**The problem**:
Report how many lines in the data below hold the string "вещества". Nothing else should appear in the answer.

[Record extracts Boundary: Start]

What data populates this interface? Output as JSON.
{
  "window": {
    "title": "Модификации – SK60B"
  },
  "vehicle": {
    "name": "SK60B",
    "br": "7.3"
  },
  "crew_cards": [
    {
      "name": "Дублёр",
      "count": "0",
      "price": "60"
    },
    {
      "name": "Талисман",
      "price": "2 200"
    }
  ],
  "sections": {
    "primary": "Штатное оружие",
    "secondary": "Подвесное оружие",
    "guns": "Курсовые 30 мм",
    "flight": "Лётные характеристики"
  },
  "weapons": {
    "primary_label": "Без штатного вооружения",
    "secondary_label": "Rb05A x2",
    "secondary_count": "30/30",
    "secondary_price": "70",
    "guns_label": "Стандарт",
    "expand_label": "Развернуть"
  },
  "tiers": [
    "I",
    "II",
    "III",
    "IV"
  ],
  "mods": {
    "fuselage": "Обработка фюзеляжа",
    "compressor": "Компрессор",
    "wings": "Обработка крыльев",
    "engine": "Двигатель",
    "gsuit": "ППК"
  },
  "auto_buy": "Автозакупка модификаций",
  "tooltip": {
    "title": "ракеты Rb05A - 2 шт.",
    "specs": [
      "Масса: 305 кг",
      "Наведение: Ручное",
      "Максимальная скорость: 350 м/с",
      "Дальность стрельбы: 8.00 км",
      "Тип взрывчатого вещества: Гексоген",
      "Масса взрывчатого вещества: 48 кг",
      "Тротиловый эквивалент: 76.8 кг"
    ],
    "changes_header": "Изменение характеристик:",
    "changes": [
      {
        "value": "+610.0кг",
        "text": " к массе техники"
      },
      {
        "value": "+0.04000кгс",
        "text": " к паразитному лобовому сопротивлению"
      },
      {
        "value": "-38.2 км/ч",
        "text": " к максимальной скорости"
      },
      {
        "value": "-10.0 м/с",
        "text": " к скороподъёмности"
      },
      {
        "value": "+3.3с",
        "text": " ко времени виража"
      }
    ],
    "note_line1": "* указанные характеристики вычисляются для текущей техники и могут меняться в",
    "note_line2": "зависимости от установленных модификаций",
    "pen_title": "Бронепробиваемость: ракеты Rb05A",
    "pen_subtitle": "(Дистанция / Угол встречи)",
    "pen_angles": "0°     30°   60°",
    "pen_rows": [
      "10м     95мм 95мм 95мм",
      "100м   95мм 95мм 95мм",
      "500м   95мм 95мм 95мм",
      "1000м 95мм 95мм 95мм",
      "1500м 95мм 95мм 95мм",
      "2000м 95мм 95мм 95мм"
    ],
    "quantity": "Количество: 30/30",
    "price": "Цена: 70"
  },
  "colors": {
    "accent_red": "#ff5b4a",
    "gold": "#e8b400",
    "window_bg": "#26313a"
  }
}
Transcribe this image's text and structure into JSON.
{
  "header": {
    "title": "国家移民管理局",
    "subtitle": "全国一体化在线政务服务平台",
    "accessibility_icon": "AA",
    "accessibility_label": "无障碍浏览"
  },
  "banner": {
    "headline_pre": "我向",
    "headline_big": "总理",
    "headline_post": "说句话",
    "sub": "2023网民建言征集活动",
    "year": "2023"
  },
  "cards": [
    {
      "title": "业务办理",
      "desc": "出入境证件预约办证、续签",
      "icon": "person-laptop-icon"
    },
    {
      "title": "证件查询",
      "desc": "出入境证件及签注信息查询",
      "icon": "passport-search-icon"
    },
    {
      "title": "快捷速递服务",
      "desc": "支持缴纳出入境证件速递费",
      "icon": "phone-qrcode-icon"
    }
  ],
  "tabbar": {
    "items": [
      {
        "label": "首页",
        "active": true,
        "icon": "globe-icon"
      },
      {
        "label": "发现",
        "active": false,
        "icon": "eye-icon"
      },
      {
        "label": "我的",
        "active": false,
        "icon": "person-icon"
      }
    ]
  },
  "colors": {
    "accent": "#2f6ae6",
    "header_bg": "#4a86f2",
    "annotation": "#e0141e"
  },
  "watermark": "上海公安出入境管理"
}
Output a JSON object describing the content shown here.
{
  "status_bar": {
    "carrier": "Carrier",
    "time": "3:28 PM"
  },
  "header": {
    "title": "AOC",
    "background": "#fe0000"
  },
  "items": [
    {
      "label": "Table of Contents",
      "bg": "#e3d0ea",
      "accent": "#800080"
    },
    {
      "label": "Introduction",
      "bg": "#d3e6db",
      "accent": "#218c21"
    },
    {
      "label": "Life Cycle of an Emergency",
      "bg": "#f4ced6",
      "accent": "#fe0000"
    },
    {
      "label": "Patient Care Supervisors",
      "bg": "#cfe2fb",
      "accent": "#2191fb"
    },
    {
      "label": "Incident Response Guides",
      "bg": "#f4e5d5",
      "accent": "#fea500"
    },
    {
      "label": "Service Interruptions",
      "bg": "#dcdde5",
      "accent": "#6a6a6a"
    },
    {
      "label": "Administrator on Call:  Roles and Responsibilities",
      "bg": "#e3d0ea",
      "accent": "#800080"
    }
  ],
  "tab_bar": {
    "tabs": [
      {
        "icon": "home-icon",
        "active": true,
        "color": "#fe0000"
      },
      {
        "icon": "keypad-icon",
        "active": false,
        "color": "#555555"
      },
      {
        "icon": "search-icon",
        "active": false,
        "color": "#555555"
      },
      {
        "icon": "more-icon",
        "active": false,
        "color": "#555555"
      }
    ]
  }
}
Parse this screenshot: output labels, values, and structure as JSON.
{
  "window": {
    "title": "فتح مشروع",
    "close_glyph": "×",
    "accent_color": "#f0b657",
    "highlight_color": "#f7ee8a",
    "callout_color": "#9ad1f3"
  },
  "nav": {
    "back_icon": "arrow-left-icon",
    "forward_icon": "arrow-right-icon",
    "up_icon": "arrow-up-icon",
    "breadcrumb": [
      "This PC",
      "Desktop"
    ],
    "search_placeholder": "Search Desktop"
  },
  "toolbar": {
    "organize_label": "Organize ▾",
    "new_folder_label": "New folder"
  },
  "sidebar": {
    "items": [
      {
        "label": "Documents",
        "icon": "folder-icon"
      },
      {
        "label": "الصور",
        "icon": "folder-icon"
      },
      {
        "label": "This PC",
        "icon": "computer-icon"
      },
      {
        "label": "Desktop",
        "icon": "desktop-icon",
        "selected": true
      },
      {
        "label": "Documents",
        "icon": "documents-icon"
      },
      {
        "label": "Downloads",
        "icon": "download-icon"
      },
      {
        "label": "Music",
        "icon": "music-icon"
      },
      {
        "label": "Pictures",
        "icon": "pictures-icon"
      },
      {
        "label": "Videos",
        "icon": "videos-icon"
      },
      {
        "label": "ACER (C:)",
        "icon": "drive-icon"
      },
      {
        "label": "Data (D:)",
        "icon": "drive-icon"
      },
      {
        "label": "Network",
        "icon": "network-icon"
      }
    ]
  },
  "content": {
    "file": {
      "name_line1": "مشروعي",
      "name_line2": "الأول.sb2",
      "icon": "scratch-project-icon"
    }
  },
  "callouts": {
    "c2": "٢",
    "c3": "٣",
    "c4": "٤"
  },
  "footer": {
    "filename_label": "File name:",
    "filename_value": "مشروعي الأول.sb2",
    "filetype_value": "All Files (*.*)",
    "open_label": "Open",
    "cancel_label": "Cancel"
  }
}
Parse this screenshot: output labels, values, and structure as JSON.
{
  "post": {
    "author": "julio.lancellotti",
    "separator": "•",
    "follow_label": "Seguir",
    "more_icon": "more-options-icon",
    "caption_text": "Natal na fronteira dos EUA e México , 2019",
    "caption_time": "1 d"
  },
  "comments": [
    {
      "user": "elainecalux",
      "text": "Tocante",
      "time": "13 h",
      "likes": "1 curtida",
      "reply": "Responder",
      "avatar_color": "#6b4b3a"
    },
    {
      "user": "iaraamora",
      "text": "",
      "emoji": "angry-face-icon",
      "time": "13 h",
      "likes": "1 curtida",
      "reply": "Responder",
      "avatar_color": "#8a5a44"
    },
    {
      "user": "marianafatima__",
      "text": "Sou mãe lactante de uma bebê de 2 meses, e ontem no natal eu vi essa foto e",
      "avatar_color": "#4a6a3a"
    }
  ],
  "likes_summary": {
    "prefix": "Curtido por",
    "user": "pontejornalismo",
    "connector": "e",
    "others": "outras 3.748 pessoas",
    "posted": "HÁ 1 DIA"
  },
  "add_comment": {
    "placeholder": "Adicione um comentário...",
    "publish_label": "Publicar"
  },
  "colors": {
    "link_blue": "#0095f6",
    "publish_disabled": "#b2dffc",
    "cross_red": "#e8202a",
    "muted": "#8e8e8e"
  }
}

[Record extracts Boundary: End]

**Result**:
2